Last week, Dennis Howlett announced some exciting news on both his personal and ZDNet blogs: the ICAEW (Institute of Chartered Accountants in England and Wales) and several UK trade groups will be working together to develop SaaS/cloud standards.
This year, “SaaS” and “cloud computing” business softwares have been discussed nonstop, and those two terms have become largely interchangeable—and at the expense of understanding what each is. As Howlett puts it, “everything getting an _aaS label [is] now conflated into ‘cloud anything’”. The three trade groups are Intellect SaaS Group, the BASDA’s Cloud SIG, and EuroCloud UK, and they will meet with the ICAEW to develop best practices, or some sort of “quality mark” for vendors. The idea is to engage both the buy and sell sides to develop business standards for the erstwhile ambiguous SaaS economy.
In addition to working toward best practices and quality stamps, security (from data to APIs) is another issue to be discussed. But it should be noted that some of the security issues at hand for these groups are EU/UK-specific, and would not necessarily color a similar US debate. As Howlett sees it, the important objectives are as follows:
- Clarity for buyers and sellers about issues that are currently causing endless and at times futile debates
- An opportunity for ICAEW to act as honest broker between buyers and sellers, demonstrating leadership for both members (who may have concerns) and more broadly as a body that has the public interest in mind.
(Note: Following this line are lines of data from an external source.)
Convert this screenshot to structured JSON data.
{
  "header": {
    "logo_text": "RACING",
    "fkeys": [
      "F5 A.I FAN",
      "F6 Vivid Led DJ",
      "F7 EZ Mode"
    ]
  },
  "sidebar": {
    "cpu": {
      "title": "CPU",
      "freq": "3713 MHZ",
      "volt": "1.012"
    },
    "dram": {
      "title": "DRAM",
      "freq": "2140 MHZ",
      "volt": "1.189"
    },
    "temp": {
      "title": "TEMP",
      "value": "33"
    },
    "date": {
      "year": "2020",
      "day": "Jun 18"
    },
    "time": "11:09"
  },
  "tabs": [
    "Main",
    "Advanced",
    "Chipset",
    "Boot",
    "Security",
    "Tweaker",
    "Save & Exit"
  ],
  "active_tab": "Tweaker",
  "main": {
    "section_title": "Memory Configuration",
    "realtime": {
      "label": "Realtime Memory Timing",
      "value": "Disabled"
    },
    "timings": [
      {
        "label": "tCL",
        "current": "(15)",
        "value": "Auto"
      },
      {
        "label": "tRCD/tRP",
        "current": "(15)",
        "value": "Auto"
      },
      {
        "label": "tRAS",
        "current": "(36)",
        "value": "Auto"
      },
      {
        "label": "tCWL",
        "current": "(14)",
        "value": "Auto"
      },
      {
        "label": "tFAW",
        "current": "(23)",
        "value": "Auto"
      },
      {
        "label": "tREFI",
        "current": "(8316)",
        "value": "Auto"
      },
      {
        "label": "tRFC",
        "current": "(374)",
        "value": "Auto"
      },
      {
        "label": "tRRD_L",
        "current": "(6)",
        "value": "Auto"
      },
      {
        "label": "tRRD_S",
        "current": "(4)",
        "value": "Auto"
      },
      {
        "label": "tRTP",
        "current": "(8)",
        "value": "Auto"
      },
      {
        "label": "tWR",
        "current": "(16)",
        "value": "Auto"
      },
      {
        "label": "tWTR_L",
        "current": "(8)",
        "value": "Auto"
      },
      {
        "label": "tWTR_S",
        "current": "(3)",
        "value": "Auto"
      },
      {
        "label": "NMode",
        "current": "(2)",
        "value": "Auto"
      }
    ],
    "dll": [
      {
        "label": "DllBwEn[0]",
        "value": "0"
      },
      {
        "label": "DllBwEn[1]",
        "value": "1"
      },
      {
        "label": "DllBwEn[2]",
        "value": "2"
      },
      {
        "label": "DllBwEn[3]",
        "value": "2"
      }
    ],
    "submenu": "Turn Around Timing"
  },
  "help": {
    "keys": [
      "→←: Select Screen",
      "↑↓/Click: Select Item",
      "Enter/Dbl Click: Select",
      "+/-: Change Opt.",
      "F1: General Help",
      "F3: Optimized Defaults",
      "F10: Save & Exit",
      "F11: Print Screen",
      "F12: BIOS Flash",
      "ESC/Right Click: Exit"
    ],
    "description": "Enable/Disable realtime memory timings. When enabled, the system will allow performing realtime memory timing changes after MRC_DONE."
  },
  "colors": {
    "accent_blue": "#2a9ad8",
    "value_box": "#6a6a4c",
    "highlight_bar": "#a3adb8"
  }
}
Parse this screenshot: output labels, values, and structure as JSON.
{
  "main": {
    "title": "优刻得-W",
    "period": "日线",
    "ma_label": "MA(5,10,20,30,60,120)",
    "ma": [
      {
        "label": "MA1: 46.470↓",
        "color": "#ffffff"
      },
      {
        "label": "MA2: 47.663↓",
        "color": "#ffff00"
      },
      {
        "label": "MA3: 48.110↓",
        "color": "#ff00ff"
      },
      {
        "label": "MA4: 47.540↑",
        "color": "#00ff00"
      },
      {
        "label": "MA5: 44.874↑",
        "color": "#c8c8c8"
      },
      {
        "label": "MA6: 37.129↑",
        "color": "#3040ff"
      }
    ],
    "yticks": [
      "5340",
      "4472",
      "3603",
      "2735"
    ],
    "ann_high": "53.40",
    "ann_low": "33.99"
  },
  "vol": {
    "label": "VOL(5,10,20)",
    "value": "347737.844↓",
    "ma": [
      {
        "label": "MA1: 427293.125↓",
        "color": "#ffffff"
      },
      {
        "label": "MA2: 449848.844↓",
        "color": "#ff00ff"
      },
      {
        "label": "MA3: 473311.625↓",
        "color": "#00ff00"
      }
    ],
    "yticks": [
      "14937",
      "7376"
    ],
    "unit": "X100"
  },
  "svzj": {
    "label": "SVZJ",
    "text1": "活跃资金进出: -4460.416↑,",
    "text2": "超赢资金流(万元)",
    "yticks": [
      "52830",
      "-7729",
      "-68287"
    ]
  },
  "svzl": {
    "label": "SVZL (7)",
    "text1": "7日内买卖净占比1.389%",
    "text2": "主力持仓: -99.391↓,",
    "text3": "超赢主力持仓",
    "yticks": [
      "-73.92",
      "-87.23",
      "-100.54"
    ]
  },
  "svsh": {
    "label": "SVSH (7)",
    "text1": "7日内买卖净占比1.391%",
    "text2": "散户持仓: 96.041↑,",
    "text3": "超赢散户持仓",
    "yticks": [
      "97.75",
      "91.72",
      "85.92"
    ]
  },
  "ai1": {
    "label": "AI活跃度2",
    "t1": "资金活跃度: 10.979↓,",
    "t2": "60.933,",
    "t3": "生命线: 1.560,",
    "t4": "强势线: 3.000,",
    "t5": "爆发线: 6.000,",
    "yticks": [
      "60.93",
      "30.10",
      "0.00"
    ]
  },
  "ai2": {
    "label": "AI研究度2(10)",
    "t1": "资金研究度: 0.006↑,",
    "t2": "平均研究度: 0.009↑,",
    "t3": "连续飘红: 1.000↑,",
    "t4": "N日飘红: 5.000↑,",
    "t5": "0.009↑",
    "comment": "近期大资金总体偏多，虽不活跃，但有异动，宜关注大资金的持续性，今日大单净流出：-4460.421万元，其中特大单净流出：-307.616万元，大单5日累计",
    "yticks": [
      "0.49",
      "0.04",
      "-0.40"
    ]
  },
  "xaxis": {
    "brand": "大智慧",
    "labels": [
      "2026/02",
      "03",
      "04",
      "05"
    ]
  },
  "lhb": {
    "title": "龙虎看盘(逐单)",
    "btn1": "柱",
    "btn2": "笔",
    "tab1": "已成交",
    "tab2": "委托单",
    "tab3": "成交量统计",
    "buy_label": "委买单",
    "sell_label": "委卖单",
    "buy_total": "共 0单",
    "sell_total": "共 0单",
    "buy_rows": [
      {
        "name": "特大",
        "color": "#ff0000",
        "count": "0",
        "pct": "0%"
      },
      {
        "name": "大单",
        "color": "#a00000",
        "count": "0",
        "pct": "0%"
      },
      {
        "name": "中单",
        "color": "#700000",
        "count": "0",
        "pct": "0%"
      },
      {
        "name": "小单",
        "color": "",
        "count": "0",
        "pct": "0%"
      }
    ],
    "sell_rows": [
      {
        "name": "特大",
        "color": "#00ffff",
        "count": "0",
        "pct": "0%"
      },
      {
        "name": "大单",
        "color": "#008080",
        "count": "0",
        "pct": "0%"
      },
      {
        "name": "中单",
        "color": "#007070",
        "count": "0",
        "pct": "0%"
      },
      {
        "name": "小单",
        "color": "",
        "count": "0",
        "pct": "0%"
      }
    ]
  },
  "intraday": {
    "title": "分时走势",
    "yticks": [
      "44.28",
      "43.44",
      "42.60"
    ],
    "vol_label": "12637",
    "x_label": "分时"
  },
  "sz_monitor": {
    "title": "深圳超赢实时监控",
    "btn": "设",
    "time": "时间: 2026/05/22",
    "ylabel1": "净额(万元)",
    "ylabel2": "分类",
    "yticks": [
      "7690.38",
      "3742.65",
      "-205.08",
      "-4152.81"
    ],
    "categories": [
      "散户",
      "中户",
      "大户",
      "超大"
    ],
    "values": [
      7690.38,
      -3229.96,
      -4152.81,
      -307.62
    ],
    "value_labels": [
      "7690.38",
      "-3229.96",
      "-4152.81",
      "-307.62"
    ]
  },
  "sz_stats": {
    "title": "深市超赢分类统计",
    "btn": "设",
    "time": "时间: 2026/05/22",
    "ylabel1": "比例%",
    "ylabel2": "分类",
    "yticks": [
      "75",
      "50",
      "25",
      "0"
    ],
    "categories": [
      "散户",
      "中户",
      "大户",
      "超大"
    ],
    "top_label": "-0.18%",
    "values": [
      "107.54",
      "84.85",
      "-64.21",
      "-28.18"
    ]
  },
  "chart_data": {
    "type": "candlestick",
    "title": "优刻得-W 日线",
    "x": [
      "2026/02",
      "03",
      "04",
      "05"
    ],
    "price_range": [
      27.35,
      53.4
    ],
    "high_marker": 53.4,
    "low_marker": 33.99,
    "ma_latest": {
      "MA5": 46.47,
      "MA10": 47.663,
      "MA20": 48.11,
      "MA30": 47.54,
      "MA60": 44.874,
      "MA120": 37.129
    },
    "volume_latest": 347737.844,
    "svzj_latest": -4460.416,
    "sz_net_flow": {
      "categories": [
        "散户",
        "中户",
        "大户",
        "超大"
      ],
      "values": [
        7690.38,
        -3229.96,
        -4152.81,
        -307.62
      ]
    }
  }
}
- A requirement that all trade groups act in concert to help develop business led standards that elevate discussions around technology to a level where business decision makers can readily understand what’s going on and relate it to their business needs and concerns.
He also notes that his extensive experience causes him to be “100%” behind this initiative, but those who don’t share his level of expertise can easily get behind the move as well. The simple fact that this would clarify “SaaS” and “cloud” for buyers and sellers is huge, and seemingly more necessary as the two become muddled. Hopefully we will soon see a similar venture stateside.